## Problem to work on
All of the data below should be copied exactly as it stands.

## Data for the task
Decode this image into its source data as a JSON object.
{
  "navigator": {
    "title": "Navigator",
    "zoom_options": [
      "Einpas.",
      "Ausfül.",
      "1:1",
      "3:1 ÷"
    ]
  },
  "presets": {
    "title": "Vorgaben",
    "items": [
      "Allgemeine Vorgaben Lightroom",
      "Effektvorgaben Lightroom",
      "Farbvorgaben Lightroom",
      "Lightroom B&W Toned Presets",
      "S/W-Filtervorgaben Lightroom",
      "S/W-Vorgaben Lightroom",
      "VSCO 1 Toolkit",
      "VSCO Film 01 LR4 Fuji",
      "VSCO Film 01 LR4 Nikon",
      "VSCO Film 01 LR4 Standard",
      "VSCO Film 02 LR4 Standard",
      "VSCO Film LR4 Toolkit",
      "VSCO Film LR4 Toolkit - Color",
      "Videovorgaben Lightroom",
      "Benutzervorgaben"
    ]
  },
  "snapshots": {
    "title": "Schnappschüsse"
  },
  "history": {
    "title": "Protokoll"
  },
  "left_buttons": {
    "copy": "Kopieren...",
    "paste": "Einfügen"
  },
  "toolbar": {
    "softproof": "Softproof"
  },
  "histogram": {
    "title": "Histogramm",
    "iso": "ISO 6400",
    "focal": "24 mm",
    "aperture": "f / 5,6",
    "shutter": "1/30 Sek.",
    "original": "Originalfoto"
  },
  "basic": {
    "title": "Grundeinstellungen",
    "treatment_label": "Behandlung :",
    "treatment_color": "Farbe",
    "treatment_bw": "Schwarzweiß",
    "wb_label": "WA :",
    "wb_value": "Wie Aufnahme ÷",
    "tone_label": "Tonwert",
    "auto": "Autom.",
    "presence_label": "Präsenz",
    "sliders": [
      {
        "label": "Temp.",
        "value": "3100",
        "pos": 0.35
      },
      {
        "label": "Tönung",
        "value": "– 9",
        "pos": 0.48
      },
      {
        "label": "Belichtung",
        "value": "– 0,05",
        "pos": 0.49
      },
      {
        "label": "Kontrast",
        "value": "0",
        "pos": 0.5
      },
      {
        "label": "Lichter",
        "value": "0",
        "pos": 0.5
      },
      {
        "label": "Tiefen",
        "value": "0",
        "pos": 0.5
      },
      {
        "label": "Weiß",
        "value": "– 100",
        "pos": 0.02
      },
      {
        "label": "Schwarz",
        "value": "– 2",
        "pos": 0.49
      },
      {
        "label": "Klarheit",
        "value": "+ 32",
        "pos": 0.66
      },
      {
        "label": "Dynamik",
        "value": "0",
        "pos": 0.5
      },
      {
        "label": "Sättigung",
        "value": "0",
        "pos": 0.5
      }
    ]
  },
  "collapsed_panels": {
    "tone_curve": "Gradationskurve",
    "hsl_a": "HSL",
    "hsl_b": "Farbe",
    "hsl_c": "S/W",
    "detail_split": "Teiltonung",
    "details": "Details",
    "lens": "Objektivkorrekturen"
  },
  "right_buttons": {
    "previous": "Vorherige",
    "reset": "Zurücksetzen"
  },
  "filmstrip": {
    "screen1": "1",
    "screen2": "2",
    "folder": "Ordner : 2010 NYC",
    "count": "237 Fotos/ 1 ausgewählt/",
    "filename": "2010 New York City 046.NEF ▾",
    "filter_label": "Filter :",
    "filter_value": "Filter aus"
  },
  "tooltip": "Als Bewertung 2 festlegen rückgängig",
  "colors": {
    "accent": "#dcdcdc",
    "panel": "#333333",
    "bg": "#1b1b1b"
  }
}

## Your solution
Decode this image into its source data as a JSON object.
{
  "navigator": {
    "title": "Navigator",
    "zoom_options": [
      "Einpas.",
      "Ausfül.",
      "1:1",
      "3:1 ÷"
    ]
  },
  "presets": {
    "title": "Vorgaben",
    "items": [
      "Allgemeine Vorgaben Lightroom",
      "Effektvorgaben Lightroom",
      "Farbvorgaben Lightroom",
      "Lightroom B&W Toned Presets",
      "S/W-Filtervorgaben Lightroom",
      "S/W-Vorgaben Lightroom",
      "VSCO 1 Toolkit",
      "VSCO Film 01 LR4 Fuji",
      "VSCO Film 01 LR4 Nikon",
      "VSCO Film 01 LR4 Standard",
      "VSCO Film 02 LR4 Standard",
      "VSCO Film LR4 Toolkit",
      "VSCO Film LR4 Toolkit - Color",
      "Videovorgaben Lightroom",
      "Benutzervorgaben"
    ]
  },
  "snapshots": {
    "title": "Schnappschüsse"
  },
  "history": {
    "title": "Protokoll"
  },
  "left_buttons": {
    "copy": "Kopieren...",
    "paste": "Einfügen"
  },
  "toolbar": {
    "softproof": "Softproof"
  },
  "histogram": {
    "title": "Histogramm",
    "iso": "ISO 6400",
    "focal": "24 mm",
    "aperture": "f / 5,6",
    "shutter": "1/30 Sek.",
    "original": "Originalfoto"
  },
  "basic": {
    "title": "Grundeinstellungen",
    "treatment_label": "Behandlung :",
    "treatment_color": "Farbe",
    "treatment_bw": "Schwarzweiß",
    "wb_label": "WA :",
    "wb_value": "Wie Aufnahme ÷",
    "tone_label": "Tonwert",
    "auto": "Autom.",
    "presence_label": "Präsenz",
    "sliders": [
      {
        "label": "Temp.",
        "value": "3100",
        "pos": 0.35
      },
      {
        "label": "Tönung",
        "value": "– 9",
        "pos": 0.48
      },
      {
        "label": "Belichtung",
        "value": "– 0,05",
        "pos": 0.49
      },
      {
        "label": "Kontrast",
        "value": "0",
        "pos": 0.5
      },
      {
        "label": "Lichter",
        "value": "0",
        "pos": 0.5
      },
      {
        "label": "Tiefen",
        "value": "0",
        "pos": 0.5
      },
      {
        "label": "Weiß",
        "value": "– 100",
        "pos": 0.02
      },
      {
        "label": "Schwarz",
        "value": "– 2",
        "pos": 0.49
      },
      {
        "label": "Klarheit",
        "value": "+ 32",
        "pos": 0.66
      },
      {
        "label": "Dynamik",
        "value": "0",
        "pos": 0.5
      },
      {
        "label": "Sättigung",
        "value": "0",
        "pos": 0.5
      }
    ]
  },
  "collapsed_panels": {
    "tone_curve": "Gradationskurve",
    "hsl_a": "HSL",
    "hsl_b": "Farbe",
    "hsl_c": "S/W",
    "detail_split": "Teiltonung",
    "details": "Details",
    "lens": "Objektivkorrekturen"
  },
  "right_buttons": {
    "previous": "Vorherige",
    "reset": "Zurücksetzen"
  },
  "filmstrip": {
    "screen1": "1",
    "screen2": "2",
    "folder": "Ordner : 2010 NYC",
    "count": "237 Fotos/ 1 ausgewählt/",
    "filename": "2010 New York City 046.NEF ▾",
    "filter_label": "Filter :",
    "filter_value": "Filter aus"
  },
  "tooltip": "Als Bewertung 2 festlegen rückgängig",
  "colors": {
    "accent": "#dcdcdc",
    "panel": "#333333",
    "bg": "#1b1b1b"
  }
}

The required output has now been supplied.